MANCHESTER has signed up to one of the most ambitious climate change targets in the world as the city seeks to become ‘ zero-carbon’ in just 20 years.
In a groundbreaking pledge, the town hall now aims to ensure all energy used in Manchester is green by 2038 – a far more challenging target than other British cities and most across the globe.
It would effectively mean that all transport and fuel in the city would be renewable by that point, including through widespread electrification of cars and public transport.
Homes and businesses would need to switch to clean energy, buildings will have to be retrofitted to improve their insulation and more green space created.
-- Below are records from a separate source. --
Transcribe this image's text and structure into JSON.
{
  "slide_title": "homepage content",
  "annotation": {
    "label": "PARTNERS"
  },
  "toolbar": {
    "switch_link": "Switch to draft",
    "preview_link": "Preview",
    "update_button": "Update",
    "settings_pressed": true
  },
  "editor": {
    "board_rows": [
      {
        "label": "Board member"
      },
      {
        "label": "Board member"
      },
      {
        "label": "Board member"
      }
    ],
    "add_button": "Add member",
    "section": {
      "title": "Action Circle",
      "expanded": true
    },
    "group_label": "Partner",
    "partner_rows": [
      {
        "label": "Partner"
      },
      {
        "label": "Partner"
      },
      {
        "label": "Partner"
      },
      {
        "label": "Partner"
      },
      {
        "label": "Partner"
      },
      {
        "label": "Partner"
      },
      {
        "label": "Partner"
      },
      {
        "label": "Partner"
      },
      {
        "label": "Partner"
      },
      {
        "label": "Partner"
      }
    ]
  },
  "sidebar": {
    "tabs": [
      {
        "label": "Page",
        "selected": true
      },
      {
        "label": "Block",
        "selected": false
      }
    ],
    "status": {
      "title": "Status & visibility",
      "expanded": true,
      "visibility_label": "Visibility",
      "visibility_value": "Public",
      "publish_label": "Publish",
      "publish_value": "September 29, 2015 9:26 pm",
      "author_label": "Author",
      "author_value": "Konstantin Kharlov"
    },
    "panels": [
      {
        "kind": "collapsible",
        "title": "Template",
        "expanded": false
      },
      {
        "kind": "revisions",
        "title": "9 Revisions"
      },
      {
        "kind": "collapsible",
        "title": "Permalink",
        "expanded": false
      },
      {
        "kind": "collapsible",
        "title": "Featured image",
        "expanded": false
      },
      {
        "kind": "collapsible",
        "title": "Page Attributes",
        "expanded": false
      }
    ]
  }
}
The pledge does not include emissions from flights at Manchester Airport, which would need to be covered by separate national agreements, it is understood. But the plan has been welcomed by climate change activists across the country, with the council pointing out that achieving the goal would benefit the poorer and older people the most – those more likely to be living in fuel poverty in badly insulated houses or those at risk of flooding.
In recent years the stark effects of climate change have risen up the agenda both domestically and internationally, with flooding and moorland fires in Greater Manchester linked by experts to global warming and the more extreme weather events associated with it.
Manchester’s pledge, while yet to be outlined in detail, is now aimed at ensuring the city plays its part in the Paris climate change accord aimed at radically slowing down global warming. The city’s plans – which will be fleshed out next year – use calculations and projections from the Tyndall Centre at Manchester University and go beyond existing efforts to bring down the council’s own carbon emissions, which have been cut by a third since 2009.
They now bring forward Manchester’s ‘zero carbon’ target to 2038 from 2050, the goal for most other areas, including London, placing it in the top ten cities internationally for climate change goals. The town hall now aims to support schools, social housing providers, tenants, businesses and housing developers to take their own steps in ensuring the city stops relying on fossil fuels and becomes more energy efficient.
“The scale of the challenge is significant, but it is clear that a more ambitious target and delivery ●● plan is required for the city to play its full role in limiting the impact of climate change,” said a report tabled to the council’s executive.
Coun Angeliki Stogia, the executive member in charge of the environment, told the meeting that Manchester is ‘well placed’ to rise to the challenge, with more than 2,000 businesses across the conurbation already specifically focused on green energy and industries related to it.
There is almost an important ‘social justice’ element to the target, she said, adding that people on lower incomes and poorer people – particularly due to fuel poverty and poor housing – are ‘ d i s p ropor t i o nat e l y affected’ by climate change. “We need to stop thinking about climate change as a peripheral issue and bring it into mainstream thinking,” she added.
Proposals include the electrification of transport